The one truly jarring note comes from Dame Edna, who contributed an amusing "Ladies Who Lunch" to the 1999 London benefit Sondheim Tonight. That's all well and good, but applying the same treatment to "Losing My Mind" -- among Sondheim's most tenderly heart-breaking songs -- seems to be the wrong direction to take. Certainly, it ain't pretty and it ain't especially funny. Perhaps the Australian megastar -- an original cast member of Lionel Bart's Oliver! and Maggie May -- should turn to Bart's songbook; rumor has it that the pair were old drinking buddies. "As Long As He Needs Me," "Where Is Love?," "When Does the Ravishing Begin?" -- these seem more up Dame Edna's alley (or Fynsworth's Alley). I'm afraid that her assault on "Losing My Mind" stands out negatively, but I suppose it was worth a try. Kimmel is selling this album, initially, online only (at www.fynsworthalley.com). It will eventually reach the stores, but website customers get a bonus track of "I Must Be Dreaming," heralded as the first recorded performance of one of Sondheim's earliest songs. It is that, coming from the 1949 Williams College musical All That Glitters. I find the song of marginal note, although the adventurous bridge informs us that this is no ordinary teenaged composer. (My favorite early Sondheim song was written when he was eighteen, "How Do I Know?" from the 1948 Phinney's Rainbow. It remains unrecorded, so far as I know, but I imagine someday someone will get around to it.) There is also a "hidden" track, a nightmarish sixties' sister-group version of Company's "I'm Not Getting Married" (also arranged by Ellis). This one is so bad that it's good; deliriously funny, in fact. Unlike Kimmel's previous "hidden tracks," this one is clearly among the album's highlights.

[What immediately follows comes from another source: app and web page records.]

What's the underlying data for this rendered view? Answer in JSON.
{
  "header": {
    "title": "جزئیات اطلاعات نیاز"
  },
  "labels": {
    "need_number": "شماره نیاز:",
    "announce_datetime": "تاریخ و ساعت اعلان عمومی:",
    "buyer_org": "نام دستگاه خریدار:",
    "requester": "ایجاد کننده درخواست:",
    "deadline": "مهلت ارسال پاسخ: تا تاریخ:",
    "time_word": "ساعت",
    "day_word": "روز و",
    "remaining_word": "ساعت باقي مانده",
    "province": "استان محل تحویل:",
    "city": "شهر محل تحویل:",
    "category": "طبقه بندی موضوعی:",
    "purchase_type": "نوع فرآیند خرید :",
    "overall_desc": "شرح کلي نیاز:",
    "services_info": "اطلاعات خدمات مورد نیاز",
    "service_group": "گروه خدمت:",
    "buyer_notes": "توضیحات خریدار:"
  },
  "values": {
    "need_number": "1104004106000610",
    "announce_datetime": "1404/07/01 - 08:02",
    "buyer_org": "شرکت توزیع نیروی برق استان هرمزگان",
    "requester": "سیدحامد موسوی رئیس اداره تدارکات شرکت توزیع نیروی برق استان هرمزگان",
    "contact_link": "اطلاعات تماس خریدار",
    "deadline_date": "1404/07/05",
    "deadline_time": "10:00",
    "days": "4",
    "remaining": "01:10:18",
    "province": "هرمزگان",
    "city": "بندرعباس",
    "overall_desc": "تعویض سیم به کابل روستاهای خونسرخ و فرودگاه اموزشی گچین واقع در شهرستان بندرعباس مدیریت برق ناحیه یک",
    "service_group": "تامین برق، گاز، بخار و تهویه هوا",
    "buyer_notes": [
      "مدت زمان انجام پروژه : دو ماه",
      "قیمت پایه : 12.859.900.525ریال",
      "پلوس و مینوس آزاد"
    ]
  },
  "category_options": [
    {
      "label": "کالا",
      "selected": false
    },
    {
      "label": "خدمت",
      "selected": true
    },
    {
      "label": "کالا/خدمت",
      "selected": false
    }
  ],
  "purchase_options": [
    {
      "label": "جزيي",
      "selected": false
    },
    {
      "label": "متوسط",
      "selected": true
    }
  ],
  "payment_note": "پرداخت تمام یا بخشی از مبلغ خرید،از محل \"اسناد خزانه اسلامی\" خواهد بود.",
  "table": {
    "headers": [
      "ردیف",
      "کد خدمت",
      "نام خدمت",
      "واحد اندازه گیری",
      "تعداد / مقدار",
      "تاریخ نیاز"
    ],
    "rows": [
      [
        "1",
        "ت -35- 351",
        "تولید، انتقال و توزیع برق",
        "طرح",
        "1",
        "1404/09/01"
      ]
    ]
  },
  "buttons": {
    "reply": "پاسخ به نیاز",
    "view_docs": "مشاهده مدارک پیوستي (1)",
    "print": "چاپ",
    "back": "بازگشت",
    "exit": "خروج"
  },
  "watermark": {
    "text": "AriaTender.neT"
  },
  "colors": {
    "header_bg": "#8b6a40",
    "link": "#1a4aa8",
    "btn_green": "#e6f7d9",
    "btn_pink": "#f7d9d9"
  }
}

Checking out the Fynesworth website, you'll find that Kimmel has brought over most of his Varese catalogue. If you join the no-commitment, no cost Fynesworth club, it seems that you can buy any of them -- the old discs, not the new issues like the Sondheim Album -- for a ridiculously low price. This includes the Lost in Boston albums, the Unsung Sondheim and Unsung Berlin, and all those personality albums. It also includes some little-known but intriguing cast albums which you might not have, like Flaherty & Ahrens's Lucky Stiff, Schmidt and Jones's Colette Collage, and Doug Cohen's No Way to Treat a Lady, as well as the studio recording of Drat, the Cat. So you might want to take a look.
-- Steven Suskin, author of the new Third Edition of "Show Tunes" (from Oxford University Press) and the "Opening Night on Broadway" books. Prior ON THE RECORD columns can be accessed in the Features section along the left-hand side of the screen. He can be reached by E-mail at Ssuskin@aol.com